My point is, when coupled with a message replay, it doesn't need to
remail and sign a lot of spam. The mailing list can be a mechanism for
a spam message to gain a signature which is then replayed to a *lot* of
addresses (not just list subscribers). I'm concerned that there might
be enough potential damage to a domain's reputation to make people think
twice about hosting a mailing list. I'm not sure what the answer is
here; perhaps mailing lists need to (somehow) take weaker responsibility
for messages that pass through them.
There's a related attack that actually worries me more. Suppose someone
sends some spam to (for example) an ietf.org mailing list, where it gets
[re-]signed. If this message is replayed widely, it looks like ietf.org
is generating lots of spam, and it didn't even come from a user with an
Uh, that's how it's supposed to work. If ietf.org manages their mail
system so poorly that they remail and sign a lot of spam, they deserve
whatever poor reputation that earns them.
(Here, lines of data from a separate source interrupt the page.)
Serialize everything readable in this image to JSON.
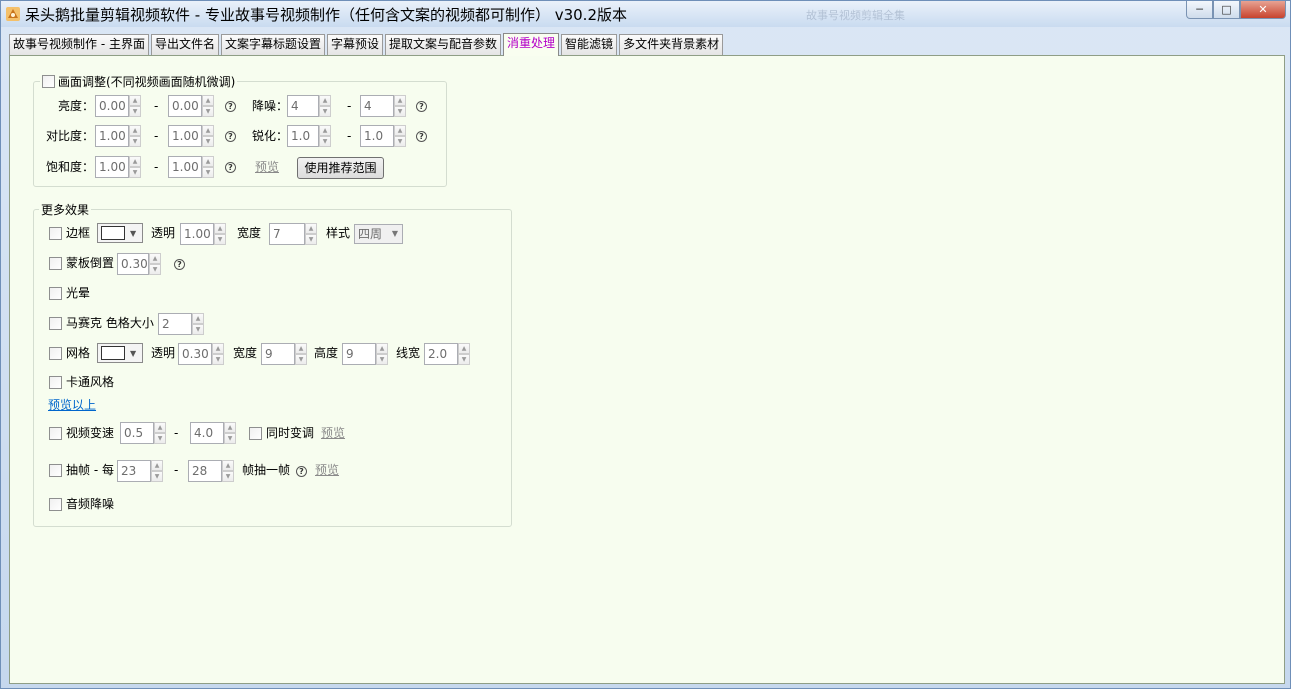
{
  "window": {
    "title": "呆头鹅批量剪辑视频软件 -  专业故事号视频制作（任何含文案的视频都可制作）  v30.2版本",
    "ghost_title": "故事号视频剪辑全集",
    "minimize": "─",
    "maximize": "□",
    "close": "✕"
  },
  "tabs": [
    {
      "label": "故事号视频制作 - 主界面"
    },
    {
      "label": "导出文件名"
    },
    {
      "label": "文案字幕标题设置"
    },
    {
      "label": "字幕预设"
    },
    {
      "label": "提取文案与配音参数"
    },
    {
      "label": "消重处理"
    },
    {
      "label": "智能滤镜"
    },
    {
      "label": "多文件夹背景素材"
    }
  ],
  "picture_adjust": {
    "title": "画面调整(不同视频画面随机微调)",
    "brightness": {
      "label": "亮度：",
      "min": "0.00",
      "max": "0.00"
    },
    "contrast": {
      "label": "对比度：",
      "min": "1.00",
      "max": "1.00"
    },
    "saturation": {
      "label": "饱和度：",
      "min": "1.00",
      "max": "1.00"
    },
    "denoise": {
      "label": "降噪：",
      "min": "4",
      "max": "4"
    },
    "sharpen": {
      "label": "锐化：",
      "min": "1.0",
      "max": "1.0"
    },
    "dash": "-",
    "preview": "预览",
    "recommend_button": "使用推荐范围",
    "help": "?"
  },
  "more_effects": {
    "title": "更多效果",
    "border": {
      "label": "边框",
      "opacity_label": "透明",
      "opacity": "1.00",
      "width_label": "宽度",
      "width": "7",
      "style_label": "样式",
      "style": "四周"
    },
    "mask_flip": {
      "label": "蒙板倒置",
      "value": "0.30"
    },
    "halo": {
      "label": "光晕"
    },
    "mosaic": {
      "label": "马赛克  色格大小",
      "value": "2"
    },
    "grid": {
      "label": "网格",
      "opacity_label": "透明",
      "opacity": "0.30",
      "width_label": "宽度",
      "width": "9",
      "height_label": "高度",
      "height": "9",
      "line_label": "线宽",
      "line": "2.0"
    },
    "cartoon": {
      "label": "卡通风格"
    },
    "preview_above": "预览以上",
    "speed": {
      "label": "视频变速",
      "min": "0.5",
      "max": "4.0",
      "sync_label": "同时变调",
      "preview": "预览"
    },
    "frame_drop": {
      "label": "抽帧 - 每",
      "min": "23",
      "max": "28",
      "suffix": "帧抽一帧",
      "preview": "预览"
    },
    "audio_denoise": {
      "label": "音频降噪"
    },
    "dash": "-",
    "help": "?"
  },
  "colors": {
    "panel_bg": "#f7fdef",
    "active_tab_text": "#b400c8",
    "link_blue": "#0066cc"
  }
}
If recipients, for their own
reasons, want to accept mail from that domain anyway, I don't know anyone
who thinks that whitelists are going away.
C doesn't make any sense; why wouldn't lists continue to allow only
subscribers to post (if that's their current policy)?
But one thing I think hasn't been addressed adequately in any of the
proposals is whether or how a re-signer of a message indicates whether
the message they got had a valid signature (and from whom).
Why would that be useful? Consider these three scenarios:
List A is manually moderated by a live person who checks all the messages
before they're sent out.
List B gives passwords to its users which they have to include in mail for
it to be resent. (The list software strips the passwords, of course.)
List C resends all mail from anyone that has a valid IIM signature,
subscriber or not.
I would expect lists A and B, using techniques unrelated to signatures
that have been around for many years, to earn much better reputations than
As I think about it more, I'm not sure whether having an assertion that
the input to a mailing list was signed is useful or not. A, B, and C
above have nothing to do with that; it's more of a question whether you
could do anything useful with that assertion by the mailing list.